And speaking of the examination of issues affecting the auditing profession, I hope that somewhere in your studies you will spend some time on the report and recommendations of the Treasury Advisory Committee on the Auditing Profession. In 2007, then Treasury Secretary, Hank Paulson, established an Advisory Committee on the Auditing Profession, co-chaired by Arthur Levitt, and Don Nicolaisen. Arthur Levitt was Chairman of the SEC during the Clinton Administration, and had been head of the American Stock Exchange and a prominent investment banker on Wall Street. Don, in addition to also having served as Chief Accountant at the SEC in the Bush Administration, was a partner at PriceWaterhouseCoopers and a member of a number of prestigious boards of directors. The Committee was comprised of individuals representing a broad cross-section of interests. I don't think anyone can legitimately accuse a Hank Paulson-Arthur Levitt- Don Nicolaisen-led Committee of being overly partisan or political. Lynn Turner, as a former auditor, CFO and regulator, and a current member of several audit committees, also was a member of that Advisory Committee.
The Advisory Committee's report was published in October 2008 and directed a number of specific policy recommendations to the PCAOB. The PCAOB is in the process of acting upon a number of these recommendations but most of the most important ones — at least from my perspective — await the arrival of the new PCAOB Board members for further consideration and action. I am hopeful that the SEC will appoint new Board members who will want to pursue all of them.

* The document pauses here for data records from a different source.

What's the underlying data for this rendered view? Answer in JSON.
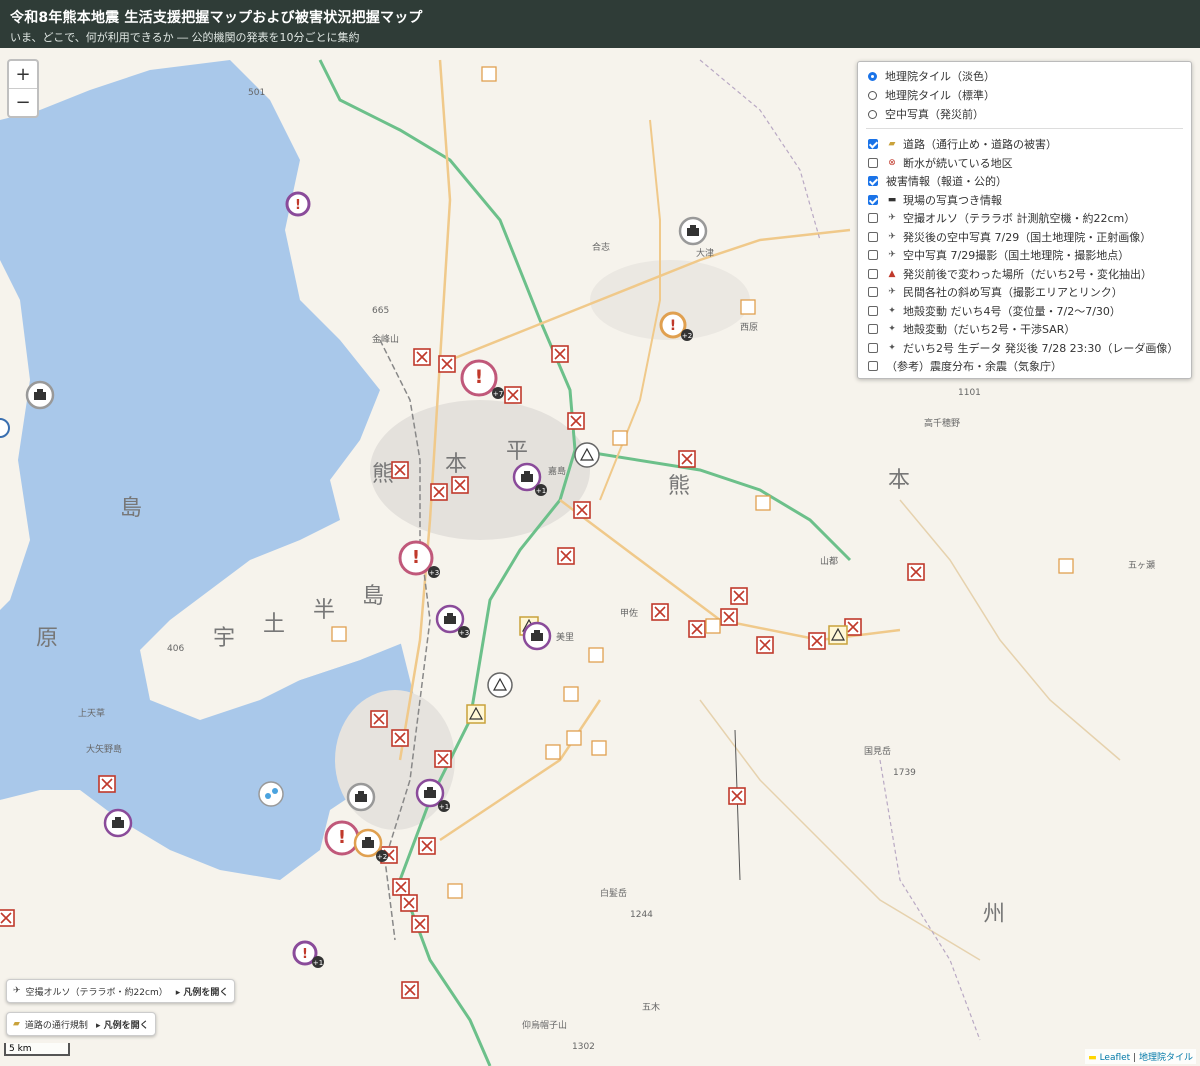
{
  "header": {
    "title": "令和8年熊本地震 生活支援把握マップおよび被害状況把握マップ",
    "subtitle": "いま、どこで、何が利用できるか ― 公的機関の発表を10分ごとに集約"
  },
  "zoom": {
    "in_label": "+",
    "out_label": "−"
  },
  "base_layers": [
    {
      "label": "地理院タイル（淡色）",
      "selected": true
    },
    {
      "label": "地理院タイル（標準）",
      "selected": false
    },
    {
      "label": "空中写真（発災前）",
      "selected": false
    }
  ],
  "overlays": [
    {
      "label": "道路（通行止め・道路の被害）",
      "checked": true,
      "icon": "road-barrier-icon",
      "symbol": "▰"
    },
    {
      "label": "断水が続いている地区",
      "checked": false,
      "icon": "water-cut-icon",
      "symbol": "⊗"
    },
    {
      "label": "被害情報（報道・公的）",
      "checked": true,
      "icon": "",
      "symbol": ""
    },
    {
      "label": "現場の写真つき情報",
      "checked": true,
      "icon": "camera-icon",
      "symbol": "▬"
    },
    {
      "label": "空撮オルソ（テララボ 計測航空機・約22cm）",
      "checked": false,
      "icon": "plane-icon",
      "symbol": "✈"
    },
    {
      "label": "発災後の空中写真 7/29（国土地理院・正射画像）",
      "checked": false,
      "icon": "plane-icon",
      "symbol": "✈"
    },
    {
      "label": "空中写真 7/29撮影（国土地理院・撮影地点）",
      "checked": false,
      "icon": "plane-icon",
      "symbol": "✈"
    },
    {
      "label": "発災前後で変わった場所（だいち2号・変化抽出）",
      "checked": false,
      "icon": "triangle-icon",
      "symbol": "▲"
    },
    {
      "label": "民間各社の斜め写真（撮影エリアとリンク）",
      "checked": false,
      "icon": "plane-icon",
      "symbol": "✈"
    },
    {
      "label": "地殻変動 だいち4号（変位量・7/2〜7/30）",
      "checked": false,
      "icon": "satellite-icon",
      "symbol": "✦"
    },
    {
      "label": "地殻変動（だいち2号・干渉SAR）",
      "checked": false,
      "icon": "satellite-icon",
      "symbol": "✦"
    },
    {
      "label": "だいち2号 生データ 発災後 7/28 23:30（レーダ画像）",
      "checked": false,
      "icon": "satellite-icon",
      "symbol": "✦"
    },
    {
      "label": "（参考）震度分布・余震（気象庁）",
      "checked": false,
      "icon": "",
      "symbol": ""
    }
  ],
  "legend_buttons": [
    {
      "label": "空撮オルソ（テララボ・約22cm）",
      "open": "▸ 凡例を開く",
      "symbol": "✈"
    },
    {
      "label": "道路の通行規制",
      "open": "▸ 凡例を開く",
      "symbol": "▰"
    }
  ],
  "scale": "5 km",
  "attribution": {
    "leaflet": "Leaflet",
    "sep": " | ",
    "tiles": "地理院タイル"
  },
  "places": {
    "kumamoto1": "熊",
    "kumamoto2": "本",
    "hira": "平",
    "kuma2": "熊",
    "hon2": "本",
    "shima": "島",
    "uto": "宇",
    "tsuchi": "土",
    "han": "半",
    "shima2": "島",
    "gen": "原",
    "shu": "州",
    "takakura": "高千穂野",
    "kunimi": "国見岳",
    "shiragane": "白髪岳",
    "gokase": "五木",
    "kamiamakusa": "上天草",
    "oyano": "大矢野島",
    "kashima": "嘉島",
    "kosa": "甲佐",
    "misato": "美里",
    "yamato": "山都",
    "goko": "五ヶ瀬",
    "nishihara": "西原",
    "ozu": "大津",
    "kikuchi": "合志",
    "kinpo": "金峰山",
    "gonoura": "仰烏帽子山",
    "h1101": "1101",
    "h1739": "1739",
    "h1244": "1244",
    "h1302": "1302",
    "h406": "406",
    "h501": "501",
    "h665": "665"
  },
  "marker_badges": {
    "b1": "+7",
    "b2": "+1",
    "b3": "+3",
    "b4": "+3",
    "b5": "+2",
    "b6": "+1",
    "b7": "+2",
    "b8": "+1"
  }
}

Some of the more important outstanding recommendations include:
Many of these subjects already have been dealt with abroad and I see no compelling reason for us not to address them here in the United States - and I would hope this would be a top priority of our new Board.
In conclusion, while I have raised a number of pending issues, I believe the PCAOB remains deeply committed and strives every day to successfully fulfill our mandate "to protect investors by improving the accuracy and reliability of corporate disclosures made pursuant to the securities laws."
I look forward to your questions and to our roundtable discussion.